**Work required**
Look through the records and copy each line that has "coin" in it.

-------------------------

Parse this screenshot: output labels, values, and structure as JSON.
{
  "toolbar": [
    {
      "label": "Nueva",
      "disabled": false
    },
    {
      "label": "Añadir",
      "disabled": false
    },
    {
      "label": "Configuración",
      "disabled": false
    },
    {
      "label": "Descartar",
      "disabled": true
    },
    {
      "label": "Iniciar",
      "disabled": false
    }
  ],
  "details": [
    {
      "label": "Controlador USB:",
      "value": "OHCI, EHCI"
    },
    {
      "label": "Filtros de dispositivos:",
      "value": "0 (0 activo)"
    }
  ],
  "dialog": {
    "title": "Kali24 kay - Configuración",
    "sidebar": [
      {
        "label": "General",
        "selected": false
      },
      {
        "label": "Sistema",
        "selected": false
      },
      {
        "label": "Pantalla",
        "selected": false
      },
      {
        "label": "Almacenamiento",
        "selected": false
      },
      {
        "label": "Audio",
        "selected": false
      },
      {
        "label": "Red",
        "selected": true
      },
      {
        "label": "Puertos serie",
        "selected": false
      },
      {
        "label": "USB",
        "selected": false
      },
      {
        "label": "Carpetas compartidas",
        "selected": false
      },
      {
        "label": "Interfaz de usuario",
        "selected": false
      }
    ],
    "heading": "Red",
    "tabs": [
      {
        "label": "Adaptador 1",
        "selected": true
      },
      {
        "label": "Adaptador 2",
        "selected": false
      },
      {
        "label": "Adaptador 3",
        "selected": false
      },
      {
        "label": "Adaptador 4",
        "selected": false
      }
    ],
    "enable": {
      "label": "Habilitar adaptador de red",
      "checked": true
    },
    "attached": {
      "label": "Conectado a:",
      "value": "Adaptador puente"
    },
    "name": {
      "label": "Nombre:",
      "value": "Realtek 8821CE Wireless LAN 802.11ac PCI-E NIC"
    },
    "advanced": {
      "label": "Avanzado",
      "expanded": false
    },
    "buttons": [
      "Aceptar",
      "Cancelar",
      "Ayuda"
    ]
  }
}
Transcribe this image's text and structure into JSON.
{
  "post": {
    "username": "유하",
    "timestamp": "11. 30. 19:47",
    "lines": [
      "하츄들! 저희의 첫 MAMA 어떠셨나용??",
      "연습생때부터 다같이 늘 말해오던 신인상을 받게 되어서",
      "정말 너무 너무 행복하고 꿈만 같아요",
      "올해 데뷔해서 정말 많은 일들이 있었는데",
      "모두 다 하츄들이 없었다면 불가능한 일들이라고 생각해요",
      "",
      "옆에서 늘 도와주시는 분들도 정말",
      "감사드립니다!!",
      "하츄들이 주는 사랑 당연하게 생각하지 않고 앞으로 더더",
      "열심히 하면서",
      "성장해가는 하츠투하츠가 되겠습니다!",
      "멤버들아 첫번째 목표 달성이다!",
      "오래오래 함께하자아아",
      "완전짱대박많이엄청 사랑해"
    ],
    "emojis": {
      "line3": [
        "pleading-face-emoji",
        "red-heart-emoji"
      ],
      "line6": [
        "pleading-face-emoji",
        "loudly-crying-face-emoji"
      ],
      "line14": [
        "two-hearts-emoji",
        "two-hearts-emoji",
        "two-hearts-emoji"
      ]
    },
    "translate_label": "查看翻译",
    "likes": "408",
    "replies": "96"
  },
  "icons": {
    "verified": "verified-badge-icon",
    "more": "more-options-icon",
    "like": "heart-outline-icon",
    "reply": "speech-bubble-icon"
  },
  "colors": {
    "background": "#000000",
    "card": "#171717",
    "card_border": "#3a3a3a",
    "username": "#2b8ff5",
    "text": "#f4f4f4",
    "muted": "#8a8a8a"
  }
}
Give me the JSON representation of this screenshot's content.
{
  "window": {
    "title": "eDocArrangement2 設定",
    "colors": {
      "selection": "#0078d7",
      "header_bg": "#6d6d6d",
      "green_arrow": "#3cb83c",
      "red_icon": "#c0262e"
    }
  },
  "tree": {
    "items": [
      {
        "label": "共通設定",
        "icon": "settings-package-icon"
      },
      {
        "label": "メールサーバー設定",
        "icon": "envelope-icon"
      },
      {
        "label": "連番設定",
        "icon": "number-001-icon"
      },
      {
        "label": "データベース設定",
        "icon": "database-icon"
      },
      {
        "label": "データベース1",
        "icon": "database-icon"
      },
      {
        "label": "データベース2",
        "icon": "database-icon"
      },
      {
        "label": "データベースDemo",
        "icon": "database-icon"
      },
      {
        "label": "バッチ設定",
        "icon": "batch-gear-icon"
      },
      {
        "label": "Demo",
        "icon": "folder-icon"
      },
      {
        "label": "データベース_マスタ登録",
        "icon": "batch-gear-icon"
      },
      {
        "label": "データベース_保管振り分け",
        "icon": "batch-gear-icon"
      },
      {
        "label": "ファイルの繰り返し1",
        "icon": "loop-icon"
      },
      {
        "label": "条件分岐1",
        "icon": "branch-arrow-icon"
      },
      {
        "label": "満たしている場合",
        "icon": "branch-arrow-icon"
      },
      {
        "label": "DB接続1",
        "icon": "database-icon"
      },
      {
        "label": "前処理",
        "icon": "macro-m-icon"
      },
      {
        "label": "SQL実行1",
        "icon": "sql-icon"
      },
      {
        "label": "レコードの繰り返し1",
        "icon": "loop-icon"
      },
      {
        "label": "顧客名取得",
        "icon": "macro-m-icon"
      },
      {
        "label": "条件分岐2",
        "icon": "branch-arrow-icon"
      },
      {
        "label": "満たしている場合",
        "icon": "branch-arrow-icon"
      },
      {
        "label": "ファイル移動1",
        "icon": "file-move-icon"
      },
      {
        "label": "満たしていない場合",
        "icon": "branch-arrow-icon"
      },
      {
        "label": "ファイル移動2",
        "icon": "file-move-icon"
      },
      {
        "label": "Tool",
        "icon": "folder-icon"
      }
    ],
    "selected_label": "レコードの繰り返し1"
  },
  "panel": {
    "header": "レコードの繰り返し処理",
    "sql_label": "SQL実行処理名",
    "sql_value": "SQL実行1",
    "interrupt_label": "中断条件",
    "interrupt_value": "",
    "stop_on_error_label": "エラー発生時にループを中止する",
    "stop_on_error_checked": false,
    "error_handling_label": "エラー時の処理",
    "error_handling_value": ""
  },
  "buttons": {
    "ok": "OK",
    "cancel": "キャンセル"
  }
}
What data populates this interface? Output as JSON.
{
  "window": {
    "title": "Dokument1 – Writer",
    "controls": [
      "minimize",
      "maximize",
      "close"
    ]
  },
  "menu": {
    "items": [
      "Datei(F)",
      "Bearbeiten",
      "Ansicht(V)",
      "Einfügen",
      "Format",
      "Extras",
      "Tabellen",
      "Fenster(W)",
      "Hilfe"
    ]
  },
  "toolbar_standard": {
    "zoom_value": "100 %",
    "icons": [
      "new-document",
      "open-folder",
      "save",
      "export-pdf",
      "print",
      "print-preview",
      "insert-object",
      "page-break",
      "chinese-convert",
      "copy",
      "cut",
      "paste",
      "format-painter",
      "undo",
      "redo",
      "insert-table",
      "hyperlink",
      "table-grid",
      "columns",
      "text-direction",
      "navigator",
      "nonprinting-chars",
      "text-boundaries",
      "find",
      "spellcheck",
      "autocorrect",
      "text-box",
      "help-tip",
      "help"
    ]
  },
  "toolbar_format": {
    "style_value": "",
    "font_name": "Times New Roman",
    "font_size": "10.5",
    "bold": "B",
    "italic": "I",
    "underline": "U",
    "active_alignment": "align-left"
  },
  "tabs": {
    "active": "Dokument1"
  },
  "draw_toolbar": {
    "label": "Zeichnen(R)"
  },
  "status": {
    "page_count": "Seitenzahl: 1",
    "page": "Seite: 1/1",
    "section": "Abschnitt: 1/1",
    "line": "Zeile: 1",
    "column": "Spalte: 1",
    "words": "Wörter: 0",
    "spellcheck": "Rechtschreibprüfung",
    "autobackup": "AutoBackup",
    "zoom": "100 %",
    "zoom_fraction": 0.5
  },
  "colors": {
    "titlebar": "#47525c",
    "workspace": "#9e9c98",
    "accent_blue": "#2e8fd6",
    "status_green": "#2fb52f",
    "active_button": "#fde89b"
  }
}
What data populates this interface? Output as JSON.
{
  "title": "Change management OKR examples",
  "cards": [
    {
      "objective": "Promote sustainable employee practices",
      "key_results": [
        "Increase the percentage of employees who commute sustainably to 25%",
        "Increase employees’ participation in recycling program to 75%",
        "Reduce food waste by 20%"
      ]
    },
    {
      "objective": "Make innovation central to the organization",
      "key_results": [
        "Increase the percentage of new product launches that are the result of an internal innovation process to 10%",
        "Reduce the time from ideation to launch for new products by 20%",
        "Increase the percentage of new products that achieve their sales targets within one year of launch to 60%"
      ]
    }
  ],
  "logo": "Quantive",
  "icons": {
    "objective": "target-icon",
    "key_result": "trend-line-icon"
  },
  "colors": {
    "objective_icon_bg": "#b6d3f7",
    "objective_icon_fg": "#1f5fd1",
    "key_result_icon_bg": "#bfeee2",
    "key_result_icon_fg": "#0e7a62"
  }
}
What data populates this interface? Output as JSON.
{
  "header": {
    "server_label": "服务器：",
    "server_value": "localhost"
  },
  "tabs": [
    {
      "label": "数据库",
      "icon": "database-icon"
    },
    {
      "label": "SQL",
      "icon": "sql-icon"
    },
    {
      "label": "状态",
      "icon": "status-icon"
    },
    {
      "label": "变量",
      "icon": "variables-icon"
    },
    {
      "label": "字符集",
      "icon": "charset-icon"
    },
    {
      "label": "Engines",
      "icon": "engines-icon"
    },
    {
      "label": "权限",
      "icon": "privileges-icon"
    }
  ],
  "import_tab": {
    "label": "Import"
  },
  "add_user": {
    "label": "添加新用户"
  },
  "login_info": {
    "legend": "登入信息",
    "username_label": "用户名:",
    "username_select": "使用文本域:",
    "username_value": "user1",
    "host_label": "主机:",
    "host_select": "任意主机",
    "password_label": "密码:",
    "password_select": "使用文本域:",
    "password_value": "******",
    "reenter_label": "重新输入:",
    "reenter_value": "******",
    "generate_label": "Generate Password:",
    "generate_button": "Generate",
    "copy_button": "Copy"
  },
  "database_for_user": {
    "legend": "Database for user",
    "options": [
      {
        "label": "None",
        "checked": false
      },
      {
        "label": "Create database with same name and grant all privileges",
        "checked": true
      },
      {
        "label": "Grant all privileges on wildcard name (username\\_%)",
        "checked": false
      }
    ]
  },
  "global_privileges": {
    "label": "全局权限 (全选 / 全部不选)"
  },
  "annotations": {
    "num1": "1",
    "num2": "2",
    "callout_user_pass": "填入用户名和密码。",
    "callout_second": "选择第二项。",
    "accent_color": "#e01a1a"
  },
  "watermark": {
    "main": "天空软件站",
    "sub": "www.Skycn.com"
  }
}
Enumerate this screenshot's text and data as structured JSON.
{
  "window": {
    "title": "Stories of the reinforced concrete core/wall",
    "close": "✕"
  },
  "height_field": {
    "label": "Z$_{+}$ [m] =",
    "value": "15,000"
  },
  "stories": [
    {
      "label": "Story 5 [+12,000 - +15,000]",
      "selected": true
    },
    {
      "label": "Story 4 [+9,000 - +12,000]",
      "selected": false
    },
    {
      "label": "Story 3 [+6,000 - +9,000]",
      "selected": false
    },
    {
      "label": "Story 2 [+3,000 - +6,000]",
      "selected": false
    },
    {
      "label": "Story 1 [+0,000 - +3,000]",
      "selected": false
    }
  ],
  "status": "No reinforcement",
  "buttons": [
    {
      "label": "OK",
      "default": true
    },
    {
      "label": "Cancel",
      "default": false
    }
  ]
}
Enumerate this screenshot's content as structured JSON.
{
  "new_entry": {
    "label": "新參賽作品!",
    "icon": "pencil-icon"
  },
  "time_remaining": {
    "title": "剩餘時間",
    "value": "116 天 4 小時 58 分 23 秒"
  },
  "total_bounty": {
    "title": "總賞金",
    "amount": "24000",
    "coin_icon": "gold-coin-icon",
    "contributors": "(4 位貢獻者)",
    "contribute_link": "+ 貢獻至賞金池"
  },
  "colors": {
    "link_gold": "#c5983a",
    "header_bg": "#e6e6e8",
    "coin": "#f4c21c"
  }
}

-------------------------

**Your solution**
    "coin_icon": "gold-coin-icon",
    "coin": "#f4c21c"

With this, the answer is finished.